If you have a child who struggles, seeing progress can be a little tricky. Sometimes progress comes slowly, and most often it doesn’t look anything like we had expected it to. Other times, progress for dyslexia looks more like a complicated dance—one step forward and two steps back, with lots of zigging and zagging. But every now and then, progress surprises us, like laboring in a garden and being surprised by the first ripe fruit tucked under the lush foliage. Homeschooling my dyslexic daughter is exactly this way; our progress comes slowly and often surprises me.
About a year and a half ago, I quit teaching her traditional spelling. Nothing I tried was working, and all our efforts only created tons of anxieties for her. We stopped. I researched dyslexia, and we took a different approach. Instead of phonics and spelling, we worked through Dyslexia Games levels A and B. This year, I thought she had progressed enough to give spelling another try, but not from a purely phonics approach. What I noticed was that my dyslexic daughter was learning to make a visual print of her words in her memory. Dyslexia Games had trained my very right-brained, creative daughter to notice details and patterns.
When I saw A Reason for Spelling, I loved that it continued in this same approach, with lots of fun activity ideas. Our first week in, my daughter traced her spelling words in play dough, danced her spelling words in rhythm with jingle bells strapped to her ankles, made her spelling words with bananagrams, among other fun activities. The result? A 100% on her spelling test! She aced all 15 words. She’s had the same success with her second list, mastering every word. And we’re now working on her third list this year. We take our time and complete every activity, moving on only when she’s ready.
She also loves Writing and Rhetoric. We’ve baby-stepped writing. I scribed for her really all the way until the end of last year. We take turns sometimes now with her daily work, but she’s much more confident in writing. During writing time, we don’t worry about spelling. Her one objective is to get those creative thoughts down on paper. Spelling, punctuation, grammar—all of that comes later during revision. Writing and Rhetoric gets her started with a fable which becomes the framework for what she will write. She rewrites sentences or phrases and finally rewrites the entire fable. It’s a workbook style of learning, which I was very surprised she liked. But it has been a good fit for her. We also play some writing games that add variety and challenge her story-telling skills.
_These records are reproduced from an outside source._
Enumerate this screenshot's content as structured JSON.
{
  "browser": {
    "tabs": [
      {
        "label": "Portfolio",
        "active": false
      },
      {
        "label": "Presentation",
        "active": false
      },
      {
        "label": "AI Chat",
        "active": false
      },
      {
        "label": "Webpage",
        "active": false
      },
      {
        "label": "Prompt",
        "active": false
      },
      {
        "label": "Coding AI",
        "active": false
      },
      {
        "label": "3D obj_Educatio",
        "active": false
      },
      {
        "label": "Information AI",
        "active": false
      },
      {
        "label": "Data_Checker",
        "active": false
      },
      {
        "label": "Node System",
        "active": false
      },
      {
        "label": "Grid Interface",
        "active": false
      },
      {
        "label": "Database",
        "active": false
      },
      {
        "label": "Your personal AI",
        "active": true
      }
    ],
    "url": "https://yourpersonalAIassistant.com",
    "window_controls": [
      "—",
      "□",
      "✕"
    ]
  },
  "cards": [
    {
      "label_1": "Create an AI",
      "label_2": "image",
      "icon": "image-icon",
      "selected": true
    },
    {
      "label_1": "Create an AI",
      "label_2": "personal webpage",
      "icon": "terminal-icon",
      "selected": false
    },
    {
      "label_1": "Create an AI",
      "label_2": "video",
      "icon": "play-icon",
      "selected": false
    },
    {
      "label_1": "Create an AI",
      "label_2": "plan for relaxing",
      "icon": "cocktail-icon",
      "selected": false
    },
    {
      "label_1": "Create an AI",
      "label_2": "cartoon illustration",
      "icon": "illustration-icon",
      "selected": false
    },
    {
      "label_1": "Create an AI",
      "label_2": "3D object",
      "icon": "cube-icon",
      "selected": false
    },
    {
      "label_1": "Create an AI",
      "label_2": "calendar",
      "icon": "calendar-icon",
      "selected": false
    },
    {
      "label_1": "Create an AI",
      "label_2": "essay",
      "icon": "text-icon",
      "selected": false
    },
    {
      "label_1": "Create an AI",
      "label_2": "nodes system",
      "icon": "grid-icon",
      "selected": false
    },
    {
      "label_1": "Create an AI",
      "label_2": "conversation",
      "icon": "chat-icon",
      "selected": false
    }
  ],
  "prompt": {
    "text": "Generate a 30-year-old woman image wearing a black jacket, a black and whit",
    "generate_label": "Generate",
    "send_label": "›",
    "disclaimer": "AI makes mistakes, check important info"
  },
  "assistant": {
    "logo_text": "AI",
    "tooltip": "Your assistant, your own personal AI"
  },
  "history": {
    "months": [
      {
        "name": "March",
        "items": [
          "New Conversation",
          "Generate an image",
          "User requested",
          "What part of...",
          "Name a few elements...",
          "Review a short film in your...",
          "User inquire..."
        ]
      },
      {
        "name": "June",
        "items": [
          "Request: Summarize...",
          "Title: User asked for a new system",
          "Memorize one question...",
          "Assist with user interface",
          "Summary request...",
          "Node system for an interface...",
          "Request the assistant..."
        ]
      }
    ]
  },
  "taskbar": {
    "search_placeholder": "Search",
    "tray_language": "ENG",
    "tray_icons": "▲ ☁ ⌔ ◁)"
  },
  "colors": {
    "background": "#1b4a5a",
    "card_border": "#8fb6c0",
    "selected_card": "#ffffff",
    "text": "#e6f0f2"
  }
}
We’ve come so far in some areas, but progress for dyslexia is that complicated dance, remember. And our huge leaps forward in some areas have meant new battles elsewhere. Math is one of those battle scenes right now; reading comprehension is another. So what does progress for dyslexia look like?
Spelling Progress for Dyslexia
- Academics. We are in a unique homeschool situation that requires regular testing. My daughter’s testing has shown regular improvement. In some areas that improvement is small and incremental; in other areas, it surges forward and then stalls for a bit. But testing is the least of the ways I monitor progress. When she completes an assignment, when she enthusiastically initiates a project or goes the extra mile on an assignment, when she gets through a day of homeschool without a meltdown, when she makes connections and interacts with what she is learning in her own unique way—all of that is progress.
- Skills. Karate is an extra-curricular that I love for my kids. It teaches energy under control (something all my ADHD ninjas need), it teaches character and perseverance, but it also teaches skills. My daughter practices and performs long sequences of moves in one direction, spins and repeats the sequence in the reverse direction, crossing her midline, moving left to right and back and forth. At first, these sequences were a huge challenge, and half the time she couldn’t remember her left from her right. Once she did memorize the sequence, she had to perform that sequence in front of judges and a gym full of parents. Sometimes she gets flustered, forgets, stalls, remembers, and pushes on. Each kata she learns, each test she finishes, each belt she earns, each evaluation she receives marks progress.
- Character. Dyslexia has taught my daughter how to endure and how to persevere. Nothing comes easily for her, unfortunately. All of life seems to be a struggle. And yet she presses on. That’s not to say there aren’t discouraging days and moments where she gives up. But overall, she’s learning determination and endurance. And so am I!
- Confidence. This progress comes perhaps most slowly and quietly. Often it dawns on me gradually when I realize she’s no longer afraid, when I can’t remember the last time we had a meltdown during a particular activity, when she wants to tackle an extracurricular activity without me talking to the adult in charge about accommodations. I walk a fine line, it seems, between shielding that vulnerable spark of confidence she’s shown and giving it room and space to kindle into a flame.
What spells progress for my child with dyslexia may look nothing like your journey. That’s okay. When you have a child who struggles, you have to decide what progress looks like. You have to sit down and determine what your mile-markers are. But I do encourage you to know what you are looking for. The day to day of homeschooling a child with learning difficulties can be grueling, for both of you. Take a moment and take stock of your progress. It’s there; you just have to know where to look and what to look for. No matter what it looks like, embrace it. It’s progress, no matter how it’s spelled.